- **WHAT YOU ARE ASKED TO DO**: Nothing but the lines from the one with "Serialize everything readable" through the end of the records may appear in the answer, each reproduced exactly, pictures omitted.

- **DATA SECTION**:
=== Section Start ===

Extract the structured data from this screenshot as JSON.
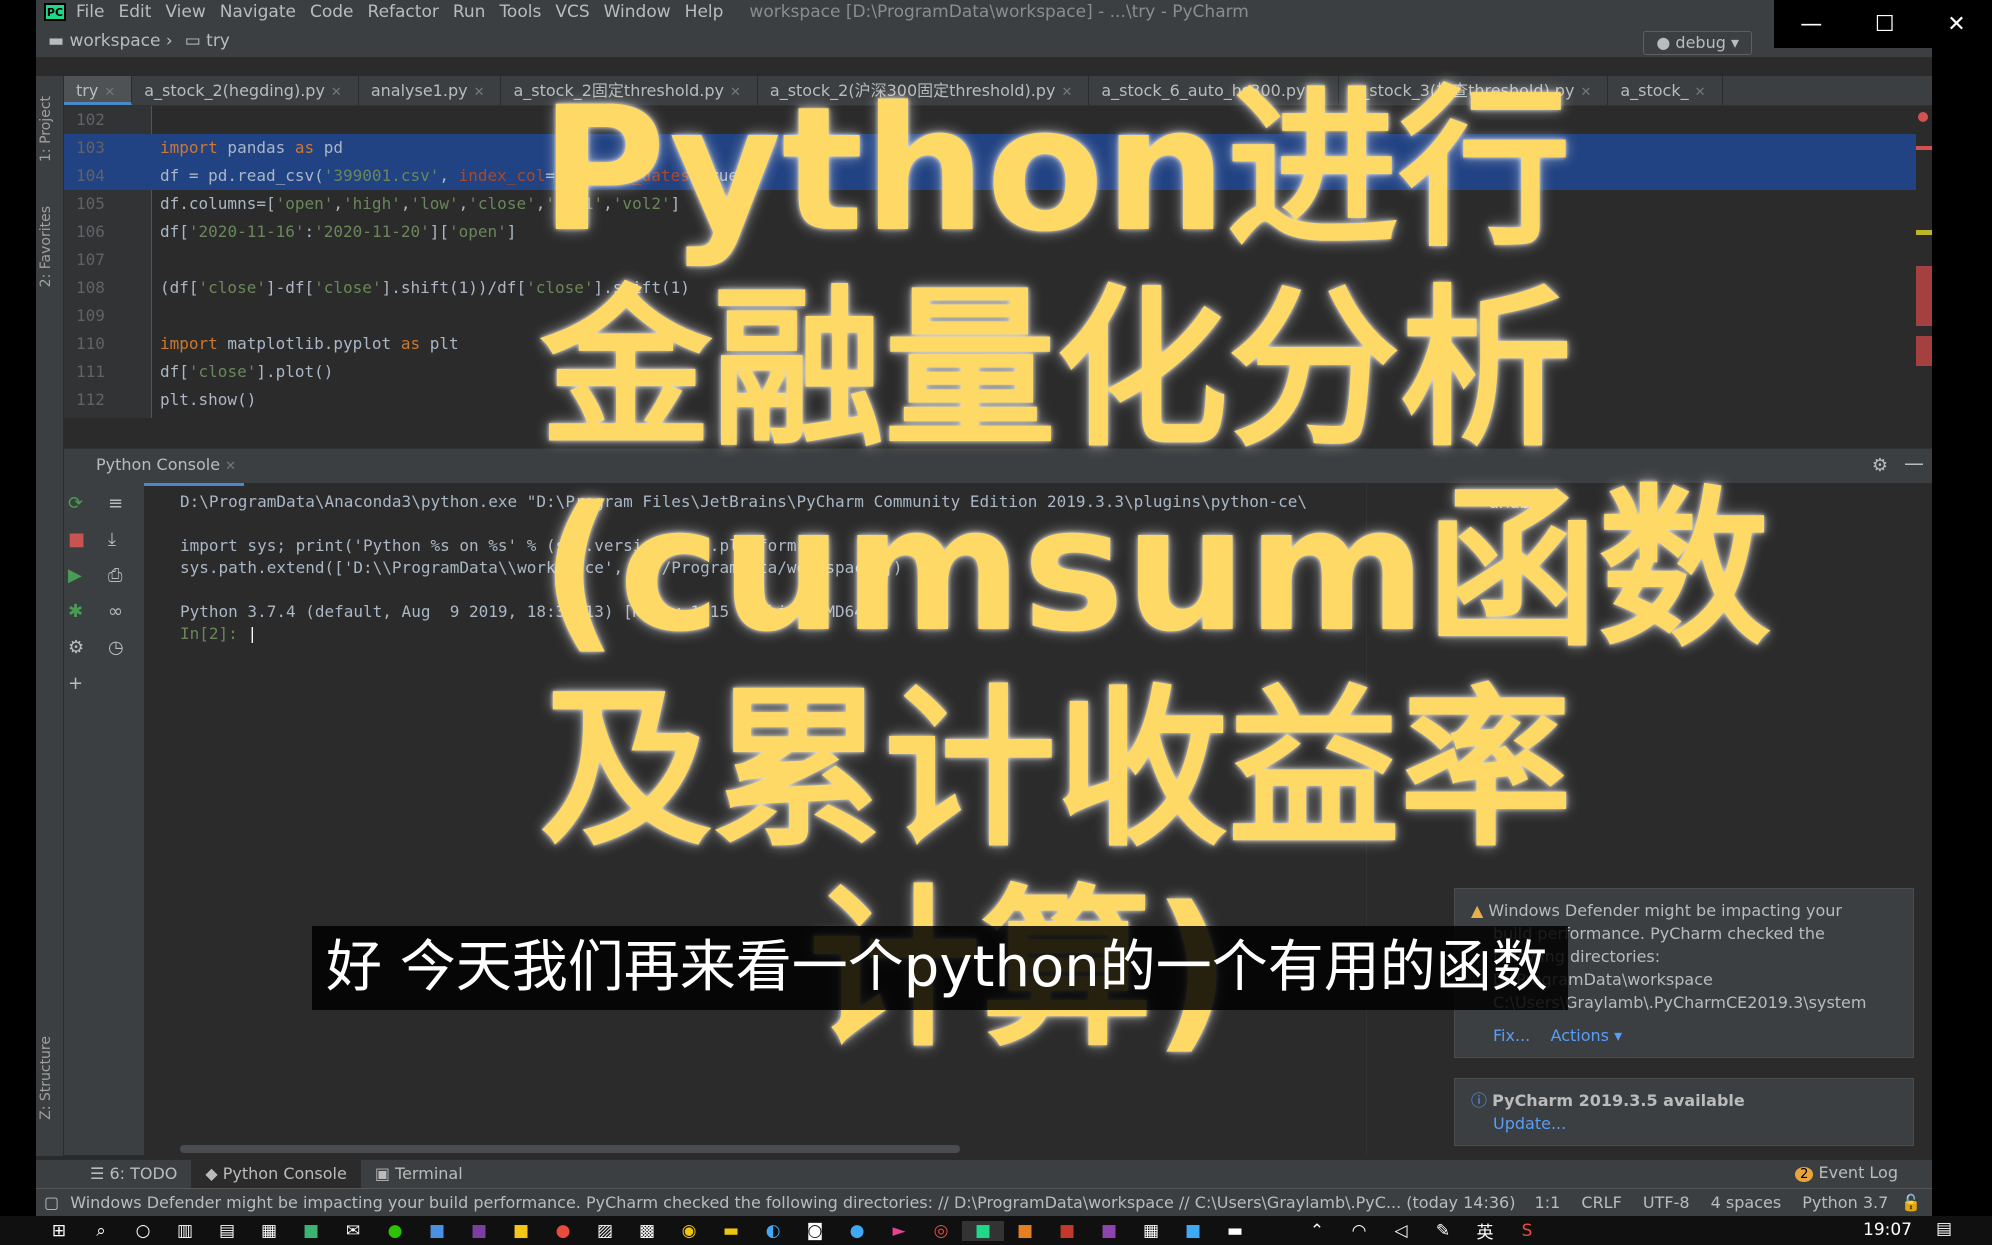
{
  "menubar": {
    "items": [
      "File",
      "Edit",
      "View",
      "Navigate",
      "Code",
      "Refactor",
      "Run",
      "Tools",
      "VCS",
      "Window",
      "Help"
    ],
    "title": "workspace [D:\\ProgramData\\workspace] - ...\\try - PyCharm"
  },
  "navbar": {
    "crumb1": "workspace",
    "crumb2": "try",
    "run_config": "debug"
  },
  "tabs": [
    "try",
    "a_stock_2(hegding).py",
    "analyse1.py",
    "a_stock_2固定threshold.py",
    "a_stock_2(沪深300固定threshold).py",
    "a_stock_6_auto_hs300.py",
    "a_stock_3(检查threshold).py",
    "a_stock_"
  ],
  "side_tabs": {
    "project": "1: Project",
    "favorites": "2: Favorites",
    "structure": "Z: Structure"
  },
  "editor": {
    "lines": [
      {
        "n": "102",
        "parts": []
      },
      {
        "n": "103",
        "parts": [
          {
            "t": "import",
            "c": "kw"
          },
          {
            "t": " pandas ",
            "c": ""
          },
          {
            "t": "as",
            "c": "kw"
          },
          {
            "t": " pd",
            "c": ""
          }
        ],
        "sel": true
      },
      {
        "n": "104",
        "parts": [
          {
            "t": "df = pd.read_csv(",
            "c": ""
          },
          {
            "t": "'399001.csv'",
            "c": "str"
          },
          {
            "t": ", ",
            "c": ""
          },
          {
            "t": "index_col",
            "c": "prm"
          },
          {
            "t": "=0, ",
            "c": ""
          },
          {
            "t": "parse_dates",
            "c": "prm"
          },
          {
            "t": "=True)",
            "c": ""
          }
        ],
        "sel": true
      },
      {
        "n": "105",
        "parts": [
          {
            "t": "df.columns=[",
            "c": ""
          },
          {
            "t": "'open'",
            "c": "str"
          },
          {
            "t": ",",
            "c": ""
          },
          {
            "t": "'high'",
            "c": "str"
          },
          {
            "t": ",",
            "c": ""
          },
          {
            "t": "'low'",
            "c": "str"
          },
          {
            "t": ",",
            "c": ""
          },
          {
            "t": "'close'",
            "c": "str"
          },
          {
            "t": ",",
            "c": ""
          },
          {
            "t": "'vol1'",
            "c": "str"
          },
          {
            "t": ",",
            "c": ""
          },
          {
            "t": "'vol2'",
            "c": "str"
          },
          {
            "t": "]",
            "c": ""
          }
        ]
      },
      {
        "n": "106",
        "parts": [
          {
            "t": "df[",
            "c": ""
          },
          {
            "t": "'2020-11-16'",
            "c": "str"
          },
          {
            "t": ":",
            "c": ""
          },
          {
            "t": "'2020-11-20'",
            "c": "str"
          },
          {
            "t": "][",
            "c": ""
          },
          {
            "t": "'open'",
            "c": "str"
          },
          {
            "t": "]",
            "c": ""
          }
        ]
      },
      {
        "n": "107",
        "parts": []
      },
      {
        "n": "108",
        "parts": [
          {
            "t": "(df[",
            "c": ""
          },
          {
            "t": "'close'",
            "c": "str"
          },
          {
            "t": "]-df[",
            "c": ""
          },
          {
            "t": "'close'",
            "c": "str"
          },
          {
            "t": "].shift(1))/df[",
            "c": ""
          },
          {
            "t": "'close'",
            "c": "str"
          },
          {
            "t": "].shift(1)",
            "c": ""
          }
        ]
      },
      {
        "n": "109",
        "parts": []
      },
      {
        "n": "110",
        "parts": [
          {
            "t": "import",
            "c": "kw"
          },
          {
            "t": " matplotlib.pyplot ",
            "c": ""
          },
          {
            "t": "as",
            "c": "kw"
          },
          {
            "t": " plt",
            "c": ""
          }
        ]
      },
      {
        "n": "111",
        "parts": [
          {
            "t": "df[",
            "c": ""
          },
          {
            "t": "'close'",
            "c": "str"
          },
          {
            "t": "].plot()",
            "c": ""
          }
        ]
      },
      {
        "n": "112",
        "parts": [
          {
            "t": "plt.show()",
            "c": ""
          }
        ]
      }
    ]
  },
  "console": {
    "tab": "Python Console",
    "line1": "D:\\ProgramData\\Anaconda3\\python.exe \"D:\\Program Files\\JetBrains\\PyCharm Community Edition 2019.3.3\\plugins\\python-ce\\",
    "line2": "import sys; print('Python %s on %s' % (sys.version, sys.platform))",
    "line3": "sys.path.extend(['D:\\\\ProgramData\\\\workspace', 'D:/ProgramData/workspace'])",
    "line4": "Python 3.7.4 (default, Aug  9 2019, 18:34:13) [MSC v.1915 64 bit (AMD64)]",
    "prompt": "In[2]:",
    "vars_label": "ariables"
  },
  "notices": {
    "defender_lines": [
      "Windows Defender might be impacting your",
      "build performance. PyCharm checked the",
      "following directories:",
      "D:\\ProgramData\\workspace",
      "C:\\Users\\Graylamb\\.PyCharmCE2019.3\\system"
    ],
    "fix": "Fix...",
    "actions": "Actions ▾",
    "update_title": "PyCharm 2019.3.5 available",
    "update_link": "Update..."
  },
  "bottom_tools": {
    "todo": "6: TODO",
    "console": "Python Console",
    "terminal": "Terminal",
    "event_log": "Event Log",
    "event_count": "2"
  },
  "status": {
    "message": "Windows Defender might be impacting your build performance. PyCharm checked the following directories: // D:\\ProgramData\\workspace // C:\\Users\\Graylamb\\.PyC... (today 14:36)",
    "pos": "1:1",
    "eol": "CRLF",
    "enc": "UTF-8",
    "indent": "4 spaces",
    "interp": "Python 3.7"
  },
  "taskbar": {
    "time": "19:07",
    "ime": "英"
  },
  "overlay": {
    "lines": [
      "Python进行",
      "金融量化分析",
      "(cumsum函数",
      "及累计收益率",
      "计算)"
    ]
  },
  "subtitle": "好 今天我们再来看一个python的一个有用的函数"
}
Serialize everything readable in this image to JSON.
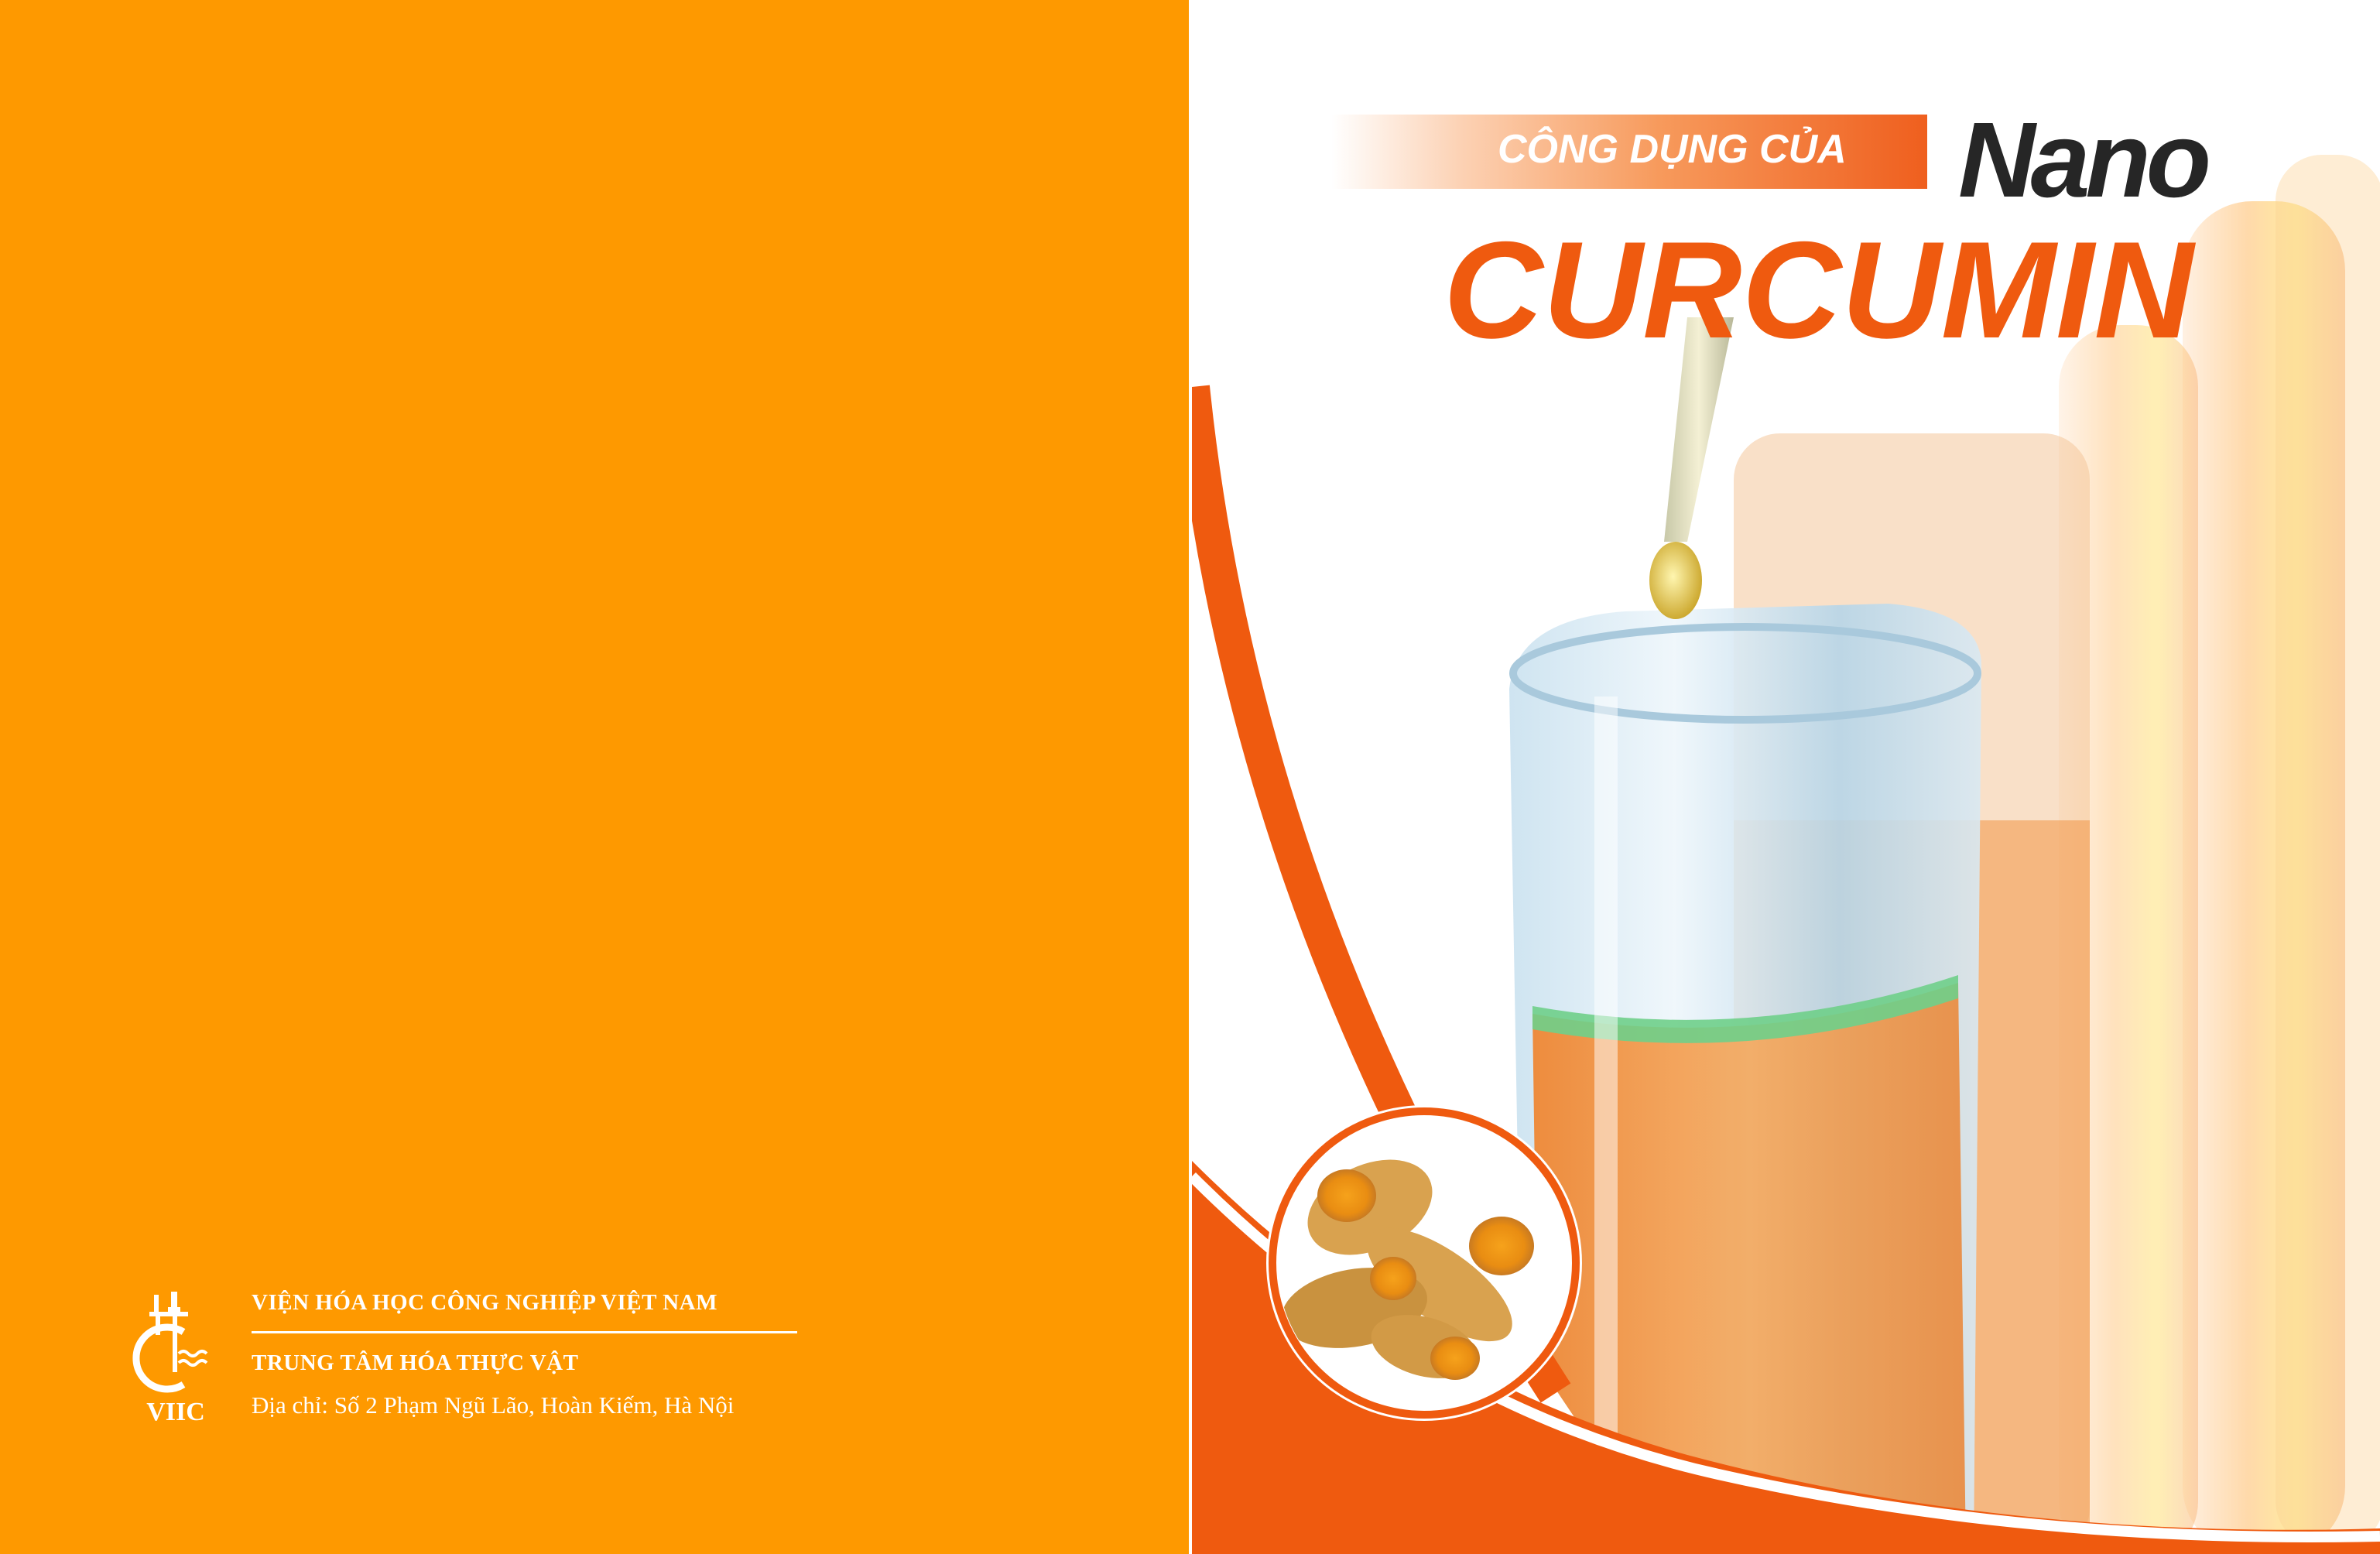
{
  "back_cover": {
    "logo_text": "VIIC",
    "organization": "VIỆN HÓA HỌC CÔNG NGHIỆP VIỆT NAM",
    "center": "TRUNG TÂM HÓA THỰC VẬT",
    "address": "Địa chỉ: Số 2 Phạm Ngũ Lão, Hoàn Kiếm, Hà Nội"
  },
  "front_cover": {
    "subtitle": "CÔNG DỤNG CỦA",
    "title_small": "Nano",
    "title_main": "CURCUMIN"
  },
  "colors": {
    "back_cover": "#FE9900",
    "front_orange": "#EF5A0F",
    "title_dark": "#262626",
    "turmeric": "#F0A020"
  },
  "icons": [
    "viic-logo-icon",
    "dropper-icon",
    "test-tube-icon",
    "turmeric-root-icon"
  ]
}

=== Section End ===

- **EXERCISE OUTPUT**:
Serialize everything readable in this image to JSON.
{
  "back_cover": {
    "logo_text": "VIIC",
    "organization": "VIỆN HÓA HỌC CÔNG NGHIỆP VIỆT NAM",
    "center": "TRUNG TÂM HÓA THỰC VẬT",
    "address": "Địa chỉ: Số 2 Phạm Ngũ Lão, Hoàn Kiếm, Hà Nội"
  },
  "front_cover": {
    "subtitle": "CÔNG DỤNG CỦA",
    "title_small": "Nano",
    "title_main": "CURCUMIN"
  },
  "colors": {
    "back_cover": "#FE9900",
    "front_orange": "#EF5A0F",
    "title_dark": "#262626",
    "turmeric": "#F0A020"
  },
  "icons": [
    "viic-logo-icon",
    "dropper-icon",
    "test-tube-icon",
    "turmeric-root-icon"
  ]
}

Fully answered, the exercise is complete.